Ten minutes further on, Ford finished off another lineout drive after Juan Pablo Socino had been tackled late. Van der Walt’s conversion made it 21-13, and Edinburgh still had time to get the try bonus – or so they must have thought. Instead, Johnstone was binned for being off his feet and killing the ball, and when the drive from the penalty was stopped short, the ball was sent out to the backs and Baden Pretorius finished off.
For all their shortcomings, the Kings can be inspired when they know they have a chance of victory, and they got the winning score two minutes from time. Substitute Meli Rokoua produced the sort of offload of which Bill Mata would be proud, and even if it did look a shade forward, right-winger Yaw Penxe was there to run in the try from halfway.
Southern Kings: M Banda; Y Penxe, H Klaasen, T Kruger, B Basson; N Dukisa, S Ungerer; S Ferreira, M Willemse, L Pupuma, A van Schalkwyk, J Astle (C), C Velleman, M Burger, A Ntsila.
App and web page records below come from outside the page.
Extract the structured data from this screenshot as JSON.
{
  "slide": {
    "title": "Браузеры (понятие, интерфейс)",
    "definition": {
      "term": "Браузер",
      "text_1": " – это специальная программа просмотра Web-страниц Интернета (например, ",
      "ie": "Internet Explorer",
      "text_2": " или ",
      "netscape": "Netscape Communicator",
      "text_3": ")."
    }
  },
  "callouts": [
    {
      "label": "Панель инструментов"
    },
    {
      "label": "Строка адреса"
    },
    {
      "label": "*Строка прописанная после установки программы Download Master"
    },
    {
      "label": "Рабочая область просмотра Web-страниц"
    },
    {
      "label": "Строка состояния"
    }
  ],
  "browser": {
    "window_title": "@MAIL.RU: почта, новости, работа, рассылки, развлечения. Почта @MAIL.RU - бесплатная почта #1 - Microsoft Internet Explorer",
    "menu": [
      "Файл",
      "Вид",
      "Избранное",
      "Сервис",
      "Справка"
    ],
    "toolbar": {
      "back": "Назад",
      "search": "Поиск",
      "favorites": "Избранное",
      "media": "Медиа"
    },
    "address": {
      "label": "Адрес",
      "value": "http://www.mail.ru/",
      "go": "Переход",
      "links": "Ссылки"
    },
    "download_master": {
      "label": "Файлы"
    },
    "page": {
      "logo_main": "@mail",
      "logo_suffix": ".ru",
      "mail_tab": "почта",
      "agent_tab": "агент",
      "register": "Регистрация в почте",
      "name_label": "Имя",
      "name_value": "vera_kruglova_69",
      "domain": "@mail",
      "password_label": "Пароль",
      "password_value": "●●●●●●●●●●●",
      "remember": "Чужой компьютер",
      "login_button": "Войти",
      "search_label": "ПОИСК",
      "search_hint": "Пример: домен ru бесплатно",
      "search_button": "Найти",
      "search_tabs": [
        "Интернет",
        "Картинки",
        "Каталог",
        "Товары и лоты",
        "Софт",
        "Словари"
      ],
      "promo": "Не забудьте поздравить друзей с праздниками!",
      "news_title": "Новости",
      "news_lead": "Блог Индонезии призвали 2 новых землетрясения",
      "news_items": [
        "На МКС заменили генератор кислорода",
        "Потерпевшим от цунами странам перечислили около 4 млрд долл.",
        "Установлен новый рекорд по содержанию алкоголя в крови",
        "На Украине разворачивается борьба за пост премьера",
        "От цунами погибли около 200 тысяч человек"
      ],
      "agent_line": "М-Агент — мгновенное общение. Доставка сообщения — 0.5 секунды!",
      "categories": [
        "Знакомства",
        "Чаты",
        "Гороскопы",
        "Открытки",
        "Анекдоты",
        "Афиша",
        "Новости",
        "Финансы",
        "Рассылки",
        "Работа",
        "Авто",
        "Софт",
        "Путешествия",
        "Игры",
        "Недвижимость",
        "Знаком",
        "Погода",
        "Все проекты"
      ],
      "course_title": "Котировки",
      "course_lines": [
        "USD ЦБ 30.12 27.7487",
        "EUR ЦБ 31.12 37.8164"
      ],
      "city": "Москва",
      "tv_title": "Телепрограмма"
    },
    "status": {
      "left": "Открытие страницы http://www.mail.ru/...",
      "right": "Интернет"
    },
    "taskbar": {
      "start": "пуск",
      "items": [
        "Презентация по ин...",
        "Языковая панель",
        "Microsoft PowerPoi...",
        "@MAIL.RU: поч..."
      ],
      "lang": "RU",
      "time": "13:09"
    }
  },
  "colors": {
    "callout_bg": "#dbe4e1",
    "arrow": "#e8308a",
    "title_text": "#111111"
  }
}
Substitutes: A van Rooyen, L Mguca, A Tshakweni, S Greeff, H Brown, S Pretorius, B Pretorius, M Rokoua.
Edinburgh: D Fife; T Brown, G Taylor, C Dean, J Johnstone; J van der Walt, H Pyrgos; P Schoeman, D Cherry, P Ceccarelli, F McKenzie, C Hunter-Hill, L Crosbie, A Miller, V Mata. Substitutes: R Ford, D Marfo, M McCallum, J Hodgson, M Mason, N Fowles, S Hickey, J Socino.
Scorers: Southern Kings: Tries: Basson, B Pretorius 76, Penxe. Cons: Banda 2. Pens: Banda 2.
Edinburgh: Tries: Dean, penalty try, Ford. Cons: Van der Walt 3.
Scoring sequence: 5-0, 7-0, 7-5, 7-7, 10-7, 13-7 half-time, 13-14, 13-19, 13-21, 18-21, 20-21, 25-21.
Yellow cards: Kings: Velleman 60 mins. Edinburgh: Johnstone 75.
Referee: D Jones (Wales) .